He looked over the swamp once more, scanning for anything noteworthy, but only saw the crabs pushing around under the mud, occasionally popping out of the surface. The young farmhand couldn’t help but imagine them crawling just beneath his skin. He shuddered and shook his hands out to dispose of the thought. He decided to rest at a rotting log covered in bright orange, almost luminescent fungal molds. They reached out of the cracks in the wood and blossomed into thick, curvy fans. Propping his sword and the small pack he carried under his cloak against the soft wood, the stranger sat on a corner of the log clear of the gelatinous mold. The rain had slowed to a lazy drizzle, decorating the water in the swamp with tiny rings that would never appear right where he was looking. In the dead trees at the edge of the water, the hair-like moss hung down from crooked branches, hiding the rest of the forest from view and swaying gently.
A sour odor crept into the stranger’s nose. His head swiveled around searching for its source. There, a few paces from his damp log, was a Mire aloe.The stranger recalled his mother bringing him a tiny tip of the plant once, just to sample. He spent nearly three days sucking on sweet root to finally rid the bitter taste from his mouth, and his mother and father spent three days laughing about it. Still, it was a fond memory. In one of her stories, his mother lost her drinking water in a landslide and had to survive off of the goop inside the fleshy plant. Drinking from any other water source in the Mire meant risking Woe.

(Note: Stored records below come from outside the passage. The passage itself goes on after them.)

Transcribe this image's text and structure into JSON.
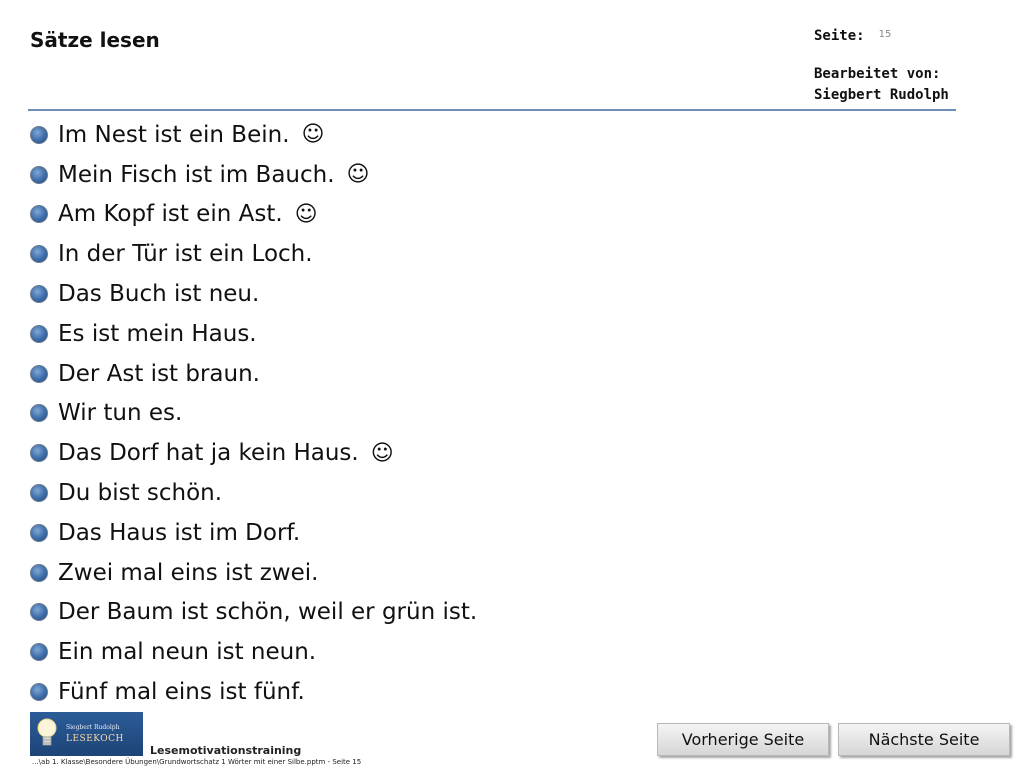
{
  "header": {
    "title": "Sätze lesen",
    "page_label": "Seite:",
    "page_number": "15",
    "editor_label": "Bearbeitet von:",
    "editor_name": "Siegbert Rudolph"
  },
  "sentences": [
    {
      "text": "Im Nest ist ein Bein.",
      "smiley": "☺"
    },
    {
      "text": "Mein Fisch ist im Bauch.",
      "smiley": "☺"
    },
    {
      "text": "Am Kopf ist ein Ast.",
      "smiley": "☺"
    },
    {
      "text": "In der Tür ist ein Loch.",
      "smiley": ""
    },
    {
      "text": "Das Buch ist neu.",
      "smiley": ""
    },
    {
      "text": "Es ist mein Haus.",
      "smiley": ""
    },
    {
      "text": "Der Ast ist braun.",
      "smiley": ""
    },
    {
      "text": "Wir tun es.",
      "smiley": ""
    },
    {
      "text": "Das Dorf hat ja kein Haus.",
      "smiley": "☺"
    },
    {
      "text": "Du bist schön.",
      "smiley": ""
    },
    {
      "text": "Das Haus ist im Dorf.",
      "smiley": ""
    },
    {
      "text": "Zwei mal eins ist zwei.",
      "smiley": ""
    },
    {
      "text": "Der Baum ist schön, weil er grün ist.",
      "smiley": ""
    },
    {
      "text": "Ein mal neun ist neun.",
      "smiley": ""
    },
    {
      "text": "Fünf mal eins ist fünf.",
      "smiley": ""
    }
  ],
  "logo": {
    "name": "Siegbert Rudolph",
    "brand": "LESEKOCH",
    "icon": "lightbulb-icon"
  },
  "footer": {
    "title": "Lesemotivationstraining",
    "path": "...\\ab 1. Klasse\\Besondere Übungen\\Grundwortschatz 1 Wörter mit einer Silbe.pptm - Seite 15"
  },
  "nav": {
    "prev_label": "Vorherige Seite",
    "next_label": "Nächste Seite"
  },
  "colors": {
    "bullet": "#3d6ca8",
    "divider": "#6f8fb8",
    "logo_bg": "#2c5c98"
  }
}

After a drink from his canteen and a piece of dried meat from his pack, he opened the contract and read it thoroughly. He had overheard the general idea from Dervis and Turq in the tavern. It was sloppy. It didn’t look very official, but more like someone had scribbled it down after dinner and posted it. The reward wasn’t much, so it was likely a family affair, not something governed by any guild.
“We’re offering a reward in the amount of 150 yitzen for the safe return of our boy, Portus E’ron Hiebold, son of Tillus E’ron Hiebold. Portus was last seen entering the Mire on the third day of the second month of Peripsis. Please bring our son home. He was wearing clay mold armor, a red and black bell cloak…”
The contract didn’t have much useful information, save the target’s original purpose. Portus, it seemed, had entered the Mire looking for ore at the base of the mountains. The stranger composed a plan. Heading south between the swamp and the mountain range, he would look for signs of his target and double back if he didn’t find anything. He gathered his things, stood, and set off through dead marsh grass and thick mud in search of any trace of his target.
End Chapter 2
I'm excellent at writing informative and compelling essays, but I want to write fantasy fiction! I've just started writing and I'm currently working on my first short story in a world I'm creating as the story evolves.
I would absolutely love some feedback on the plot, characters, development, world-building, structure, and pacing! I NEED AS MUCH BIG PICTURE ADVICE AS I CAN GET!! Take a couple minutes and tell me what you think.